In ‘Should a Woman Pay?’, which appeared in the Manchester Guardian in October 1928, she tackles the social dilemma of who should pay the bill when a man and woman go out together. Introducing us to the fictional Jack and Jill, Holtby demonstrates how a clinging to the social custom of the man paying can lead to resentment between modern couples – Jack insists on paying for Jill’s lunch because ‘his masculine honour is affronted’ by the suggestion she pays, or they split the bill. When both return to their respective jobs for the afternoon, they are distracted, make mistakes, and ‘they both hate everything.’
Holtby links this very relatable scenario to ‘the industrial revolution, the introduction of factory labour, the divorce of women from domestic industry’ and the subsequent removal of women from any source of substantial income. A quick internet search reveals that the question ‘Should the woman pay?’ remains unresolved – Harvard Business Review devoted an article to it in April 2021 and a live WikiHow page talks readers through the ‘problem’ (which remains presented in heteronormative terms).
In ‘Counting the Cost’, also published in the Manchester Guardian in the same year, Holtby responds to a letter to the editor submitted by a man who is frustrated that his wife is undertaking too many activities in the community and does not have enough time to manage the household. ‘If I came home from work at six (which I don’t) and had to get my own tea [dinner], things would happen’ fumes the man. Holtby gently pokes fun at the man’s worked-up tone: ‘He really is very cross indeed. He makes you feel that the first of those things which would happen would be a very bad tea.

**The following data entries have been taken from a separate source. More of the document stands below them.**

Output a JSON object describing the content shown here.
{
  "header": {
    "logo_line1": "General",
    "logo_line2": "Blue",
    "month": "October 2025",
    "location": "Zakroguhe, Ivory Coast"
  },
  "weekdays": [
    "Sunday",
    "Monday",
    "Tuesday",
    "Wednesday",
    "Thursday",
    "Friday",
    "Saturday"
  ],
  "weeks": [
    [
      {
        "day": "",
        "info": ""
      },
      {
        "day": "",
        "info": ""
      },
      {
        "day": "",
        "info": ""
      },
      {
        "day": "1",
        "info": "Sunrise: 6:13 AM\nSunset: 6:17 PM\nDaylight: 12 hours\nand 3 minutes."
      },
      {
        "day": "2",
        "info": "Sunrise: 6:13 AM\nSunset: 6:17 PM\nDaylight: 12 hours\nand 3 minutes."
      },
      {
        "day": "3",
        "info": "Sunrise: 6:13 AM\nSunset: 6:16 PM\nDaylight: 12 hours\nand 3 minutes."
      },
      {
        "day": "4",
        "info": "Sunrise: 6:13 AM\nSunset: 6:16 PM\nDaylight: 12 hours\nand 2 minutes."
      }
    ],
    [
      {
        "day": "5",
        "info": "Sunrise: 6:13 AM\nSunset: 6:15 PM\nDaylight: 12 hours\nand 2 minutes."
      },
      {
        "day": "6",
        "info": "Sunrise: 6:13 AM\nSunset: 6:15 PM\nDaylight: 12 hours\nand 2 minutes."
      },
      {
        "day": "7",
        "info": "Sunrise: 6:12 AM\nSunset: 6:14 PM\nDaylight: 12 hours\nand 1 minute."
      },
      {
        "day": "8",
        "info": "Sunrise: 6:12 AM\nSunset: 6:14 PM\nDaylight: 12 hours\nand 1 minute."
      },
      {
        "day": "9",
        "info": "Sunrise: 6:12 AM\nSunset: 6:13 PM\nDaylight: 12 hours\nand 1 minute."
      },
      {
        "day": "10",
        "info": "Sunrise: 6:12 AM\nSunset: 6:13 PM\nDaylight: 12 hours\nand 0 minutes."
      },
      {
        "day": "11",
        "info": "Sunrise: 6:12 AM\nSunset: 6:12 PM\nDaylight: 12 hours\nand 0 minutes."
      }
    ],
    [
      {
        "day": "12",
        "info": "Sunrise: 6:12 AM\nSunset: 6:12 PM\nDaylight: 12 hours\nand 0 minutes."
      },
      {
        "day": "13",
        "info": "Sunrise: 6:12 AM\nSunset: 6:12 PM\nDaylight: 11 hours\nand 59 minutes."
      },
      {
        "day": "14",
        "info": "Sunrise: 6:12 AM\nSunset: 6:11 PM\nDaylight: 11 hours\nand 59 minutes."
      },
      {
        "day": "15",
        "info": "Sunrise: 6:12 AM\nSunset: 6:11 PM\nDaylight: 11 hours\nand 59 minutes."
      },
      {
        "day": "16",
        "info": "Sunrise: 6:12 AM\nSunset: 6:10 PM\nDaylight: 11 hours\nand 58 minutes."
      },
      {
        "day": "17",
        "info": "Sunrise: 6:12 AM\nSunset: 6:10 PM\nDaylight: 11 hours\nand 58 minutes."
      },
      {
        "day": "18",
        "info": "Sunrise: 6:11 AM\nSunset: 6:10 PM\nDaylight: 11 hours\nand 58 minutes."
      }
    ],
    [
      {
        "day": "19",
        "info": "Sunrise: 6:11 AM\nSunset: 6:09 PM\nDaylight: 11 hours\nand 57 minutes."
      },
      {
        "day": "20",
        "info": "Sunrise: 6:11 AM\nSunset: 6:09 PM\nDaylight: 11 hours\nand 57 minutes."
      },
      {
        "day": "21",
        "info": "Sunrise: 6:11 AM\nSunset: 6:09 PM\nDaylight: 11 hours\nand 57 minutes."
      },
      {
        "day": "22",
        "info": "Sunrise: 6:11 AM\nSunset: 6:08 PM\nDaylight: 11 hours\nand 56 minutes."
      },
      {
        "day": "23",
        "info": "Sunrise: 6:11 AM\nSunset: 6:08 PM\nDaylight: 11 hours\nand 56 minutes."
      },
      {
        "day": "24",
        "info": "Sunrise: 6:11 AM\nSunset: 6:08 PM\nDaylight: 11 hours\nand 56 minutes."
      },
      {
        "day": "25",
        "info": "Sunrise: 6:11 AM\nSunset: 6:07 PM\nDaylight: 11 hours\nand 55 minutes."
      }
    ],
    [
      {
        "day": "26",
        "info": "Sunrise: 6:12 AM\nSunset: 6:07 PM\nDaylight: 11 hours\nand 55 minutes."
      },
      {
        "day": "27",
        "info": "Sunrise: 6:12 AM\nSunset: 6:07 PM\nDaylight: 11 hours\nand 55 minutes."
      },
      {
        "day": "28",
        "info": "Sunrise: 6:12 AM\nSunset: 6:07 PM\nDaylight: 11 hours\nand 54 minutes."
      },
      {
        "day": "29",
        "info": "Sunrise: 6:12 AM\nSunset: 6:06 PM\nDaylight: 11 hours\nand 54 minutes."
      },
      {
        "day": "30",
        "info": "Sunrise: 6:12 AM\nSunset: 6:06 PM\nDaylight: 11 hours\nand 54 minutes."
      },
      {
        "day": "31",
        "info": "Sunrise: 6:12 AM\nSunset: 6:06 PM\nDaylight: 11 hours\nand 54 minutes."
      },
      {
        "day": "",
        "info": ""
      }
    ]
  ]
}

Bad temper never fries good bacon.’ She ends the article by acknowledging that whilst some things may be lost when women go out of their home, both economy and society gain much by women actively participating in it.
Holtby herself was one such woman actively participating in public life during the interwar period. Although she never married, she did undertake caring responsibilities for Vera Brittain’s family, whom she lived with for large proportions of her life. Holtby repeatedly referred to herself as ‘50% a politician’ and she tirelessly raised funds to help unionise Black workers in South Africa. Despite only being ‘50% a writer’ in her own perception, Holtby produced seven novels, two volumes of poetry, two short story collections, a play, and four works of non-fiction including a memoir of Virginia Woolf. As a witty and gifted writer and commentator, her work deserves continued recognition.
 Testament of a Generation: The journalism of Vera Brittain and Winifred Holtby, edited by Paul Berry and Alan Bishop (London: Virago, 1985), pp. 21-23
 Marion Shaw, ‘Introduction’, in Winifred Holtby, South Riding (London: Virago, 2011), p. xi
 Winifred Holtby, ‘Should a Woman Pay?’, reproduced in Testament of a Generation, pp. 57-60.
 Winifred Holtby, ‘Counting the Cost’, reproduced in Testament of a Generation, pp. 54-57
 Shirley Williams, ‘Preface’, in Winifred Holtby, South Riding (London: Virago, 2011), p. ix
 Marion Shaw, ‘Introduction’, in Winifred Holtby, South Riding (London: Virago, 2011), p. xii; Testament of a Generation: The journalism of Vera Brittain and Winifred Holtby, edited by Paul Berry and Alan Bishop (London: Virago, 1985), pp. 22